## Your assignment
The whole listing, from first line to last: copy it exactly.

*** Opening of Data excerpts ***

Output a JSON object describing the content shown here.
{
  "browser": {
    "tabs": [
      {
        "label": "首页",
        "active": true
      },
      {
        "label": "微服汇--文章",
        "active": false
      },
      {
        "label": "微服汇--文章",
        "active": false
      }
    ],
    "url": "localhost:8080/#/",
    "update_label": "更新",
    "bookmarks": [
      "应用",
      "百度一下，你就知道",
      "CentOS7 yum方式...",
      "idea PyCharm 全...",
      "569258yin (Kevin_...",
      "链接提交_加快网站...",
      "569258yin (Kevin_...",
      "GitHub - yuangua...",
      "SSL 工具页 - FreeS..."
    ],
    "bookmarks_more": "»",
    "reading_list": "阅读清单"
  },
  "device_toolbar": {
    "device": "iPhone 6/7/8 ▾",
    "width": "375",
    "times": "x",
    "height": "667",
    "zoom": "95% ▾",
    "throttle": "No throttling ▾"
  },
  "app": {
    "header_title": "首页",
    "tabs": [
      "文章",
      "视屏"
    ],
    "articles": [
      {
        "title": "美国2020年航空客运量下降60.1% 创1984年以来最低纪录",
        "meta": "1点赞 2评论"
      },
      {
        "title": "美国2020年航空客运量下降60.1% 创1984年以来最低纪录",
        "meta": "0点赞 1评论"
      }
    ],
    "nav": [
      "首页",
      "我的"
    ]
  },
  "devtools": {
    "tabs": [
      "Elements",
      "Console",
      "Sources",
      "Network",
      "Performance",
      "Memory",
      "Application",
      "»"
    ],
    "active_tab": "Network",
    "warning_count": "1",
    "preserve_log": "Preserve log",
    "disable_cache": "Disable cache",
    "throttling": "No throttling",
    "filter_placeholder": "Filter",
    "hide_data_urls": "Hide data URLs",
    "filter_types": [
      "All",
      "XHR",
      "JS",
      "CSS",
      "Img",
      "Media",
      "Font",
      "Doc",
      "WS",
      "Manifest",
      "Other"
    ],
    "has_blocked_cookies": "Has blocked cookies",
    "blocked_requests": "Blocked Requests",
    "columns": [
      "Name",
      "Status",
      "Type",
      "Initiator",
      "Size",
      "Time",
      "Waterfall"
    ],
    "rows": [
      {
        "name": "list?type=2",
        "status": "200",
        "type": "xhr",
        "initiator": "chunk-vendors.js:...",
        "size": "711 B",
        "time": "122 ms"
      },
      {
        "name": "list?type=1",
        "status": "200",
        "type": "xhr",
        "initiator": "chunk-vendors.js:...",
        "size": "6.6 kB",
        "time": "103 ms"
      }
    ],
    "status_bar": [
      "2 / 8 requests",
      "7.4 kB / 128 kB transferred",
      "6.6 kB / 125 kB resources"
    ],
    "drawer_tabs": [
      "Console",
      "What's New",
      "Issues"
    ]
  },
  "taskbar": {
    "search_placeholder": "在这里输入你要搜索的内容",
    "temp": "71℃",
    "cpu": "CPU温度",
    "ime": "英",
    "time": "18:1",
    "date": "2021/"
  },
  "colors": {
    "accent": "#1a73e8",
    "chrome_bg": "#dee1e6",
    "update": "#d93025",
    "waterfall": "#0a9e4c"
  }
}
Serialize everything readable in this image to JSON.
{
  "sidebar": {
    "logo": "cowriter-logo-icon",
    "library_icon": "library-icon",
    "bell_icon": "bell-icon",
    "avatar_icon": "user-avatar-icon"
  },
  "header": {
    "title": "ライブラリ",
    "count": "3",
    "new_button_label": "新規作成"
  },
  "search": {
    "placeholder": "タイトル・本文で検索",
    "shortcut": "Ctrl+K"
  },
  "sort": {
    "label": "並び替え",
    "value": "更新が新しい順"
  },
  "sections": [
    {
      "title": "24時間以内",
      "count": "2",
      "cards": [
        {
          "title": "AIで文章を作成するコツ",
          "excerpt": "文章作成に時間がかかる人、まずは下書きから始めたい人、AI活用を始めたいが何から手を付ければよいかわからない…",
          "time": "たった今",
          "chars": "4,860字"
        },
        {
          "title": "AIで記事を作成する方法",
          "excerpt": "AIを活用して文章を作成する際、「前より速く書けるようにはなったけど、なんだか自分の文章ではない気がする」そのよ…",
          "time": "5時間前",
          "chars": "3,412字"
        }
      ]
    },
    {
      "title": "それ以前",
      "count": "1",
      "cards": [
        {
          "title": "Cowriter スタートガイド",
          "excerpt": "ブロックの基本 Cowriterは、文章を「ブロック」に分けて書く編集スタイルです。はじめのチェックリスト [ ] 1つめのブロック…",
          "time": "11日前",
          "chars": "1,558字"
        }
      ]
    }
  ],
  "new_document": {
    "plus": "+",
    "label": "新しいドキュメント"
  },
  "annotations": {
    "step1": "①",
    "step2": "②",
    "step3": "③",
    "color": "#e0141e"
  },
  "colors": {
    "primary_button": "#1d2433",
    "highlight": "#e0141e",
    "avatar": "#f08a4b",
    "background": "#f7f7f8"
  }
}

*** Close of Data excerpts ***

## Your solution
Output a JSON object describing the content shown here.
{
  "browser": {
    "tabs": [
      {
        "label": "首页",
        "active": true
      },
      {
        "label": "微服汇--文章",
        "active": false
      },
      {
        "label": "微服汇--文章",
        "active": false
      }
    ],
    "url": "localhost:8080/#/",
    "update_label": "更新",
    "bookmarks": [
      "应用",
      "百度一下，你就知道",
      "CentOS7 yum方式...",
      "idea PyCharm 全...",
      "569258yin (Kevin_...",
      "链接提交_加快网站...",
      "569258yin (Kevin_...",
      "GitHub - yuangua...",
      "SSL 工具页 - FreeS..."
    ],
    "bookmarks_more": "»",
    "reading_list": "阅读清单"
  },
  "device_toolbar": {
    "device": "iPhone 6/7/8 ▾",
    "width": "375",
    "times": "x",
    "height": "667",
    "zoom": "95% ▾",
    "throttle": "No throttling ▾"
  },
  "app": {
    "header_title": "首页",
    "tabs": [
      "文章",
      "视屏"
    ],
    "articles": [
      {
        "title": "美国2020年航空客运量下降60.1% 创1984年以来最低纪录",
        "meta": "1点赞 2评论"
      },
      {
        "title": "美国2020年航空客运量下降60.1% 创1984年以来最低纪录",
        "meta": "0点赞 1评论"
      }
    ],
    "nav": [
      "首页",
      "我的"
    ]
  },
  "devtools": {
    "tabs": [
      "Elements",
      "Console",
      "Sources",
      "Network",
      "Performance",
      "Memory",
      "Application",
      "»"
    ],
    "active_tab": "Network",
    "warning_count": "1",
    "preserve_log": "Preserve log",
    "disable_cache": "Disable cache",
    "throttling": "No throttling",
    "filter_placeholder": "Filter",
    "hide_data_urls": "Hide data URLs",
    "filter_types": [
      "All",
      "XHR",
      "JS",
      "CSS",
      "Img",
      "Media",
      "Font",
      "Doc",
      "WS",
      "Manifest",
      "Other"
    ],
    "has_blocked_cookies": "Has blocked cookies",
    "blocked_requests": "Blocked Requests",
    "columns": [
      "Name",
      "Status",
      "Type",
      "Initiator",
      "Size",
      "Time",
      "Waterfall"
    ],
    "rows": [
      {
        "name": "list?type=2",
        "status": "200",
        "type": "xhr",
        "initiator": "chunk-vendors.js:...",
        "size": "711 B",
        "time": "122 ms"
      },
      {
        "name": "list?type=1",
        "status": "200",
        "type": "xhr",
        "initiator": "chunk-vendors.js:...",
        "size": "6.6 kB",
        "time": "103 ms"
      }
    ],
    "status_bar": [
      "2 / 8 requests",
      "7.4 kB / 128 kB transferred",
      "6.6 kB / 125 kB resources"
    ],
    "drawer_tabs": [
      "Console",
      "What's New",
      "Issues"
    ]
  },
  "taskbar": {
    "search_placeholder": "在这里输入你要搜索的内容",
    "temp": "71℃",
    "cpu": "CPU温度",
    "ime": "英",
    "time": "18:1",
    "date": "2021/"
  },
  "colors": {
    "accent": "#1a73e8",
    "chrome_bg": "#dee1e6",
    "update": "#d93025",
    "waterfall": "#0a9e4c"
  }
}
Serialize everything readable in this image to JSON.
{
  "sidebar": {
    "logo": "cowriter-logo-icon",
    "library_icon": "library-icon",
    "bell_icon": "bell-icon",
    "avatar_icon": "user-avatar-icon"
  },
  "header": {
    "title": "ライブラリ",
    "count": "3",
    "new_button_label": "新規作成"
  },
  "search": {
    "placeholder": "タイトル・本文で検索",
    "shortcut": "Ctrl+K"
  },
  "sort": {
    "label": "並び替え",
    "value": "更新が新しい順"
  },
  "sections": [
    {
      "title": "24時間以内",
      "count": "2",
      "cards": [
        {
          "title": "AIで文章を作成するコツ",
          "excerpt": "文章作成に時間がかかる人、まずは下書きから始めたい人、AI活用を始めたいが何から手を付ければよいかわからない…",
          "time": "たった今",
          "chars": "4,860字"
        },
        {
          "title": "AIで記事を作成する方法",
          "excerpt": "AIを活用して文章を作成する際、「前より速く書けるようにはなったけど、なんだか自分の文章ではない気がする」そのよ…",
          "time": "5時間前",
          "chars": "3,412字"
        }
      ]
    },
    {
      "title": "それ以前",
      "count": "1",
      "cards": [
        {
          "title": "Cowriter スタートガイド",
          "excerpt": "ブロックの基本 Cowriterは、文章を「ブロック」に分けて書く編集スタイルです。はじめのチェックリスト [ ] 1つめのブロック…",
          "time": "11日前",
          "chars": "1,558字"
        }
      ]
    }
  ],
  "new_document": {
    "plus": "+",
    "label": "新しいドキュメント"
  },
  "annotations": {
    "step1": "①",
    "step2": "②",
    "step3": "③",
    "color": "#e0141e"
  },
  "colors": {
    "primary_button": "#1d2433",
    "highlight": "#e0141e",
    "avatar": "#f08a4b",
    "background": "#f7f7f8"
  }
}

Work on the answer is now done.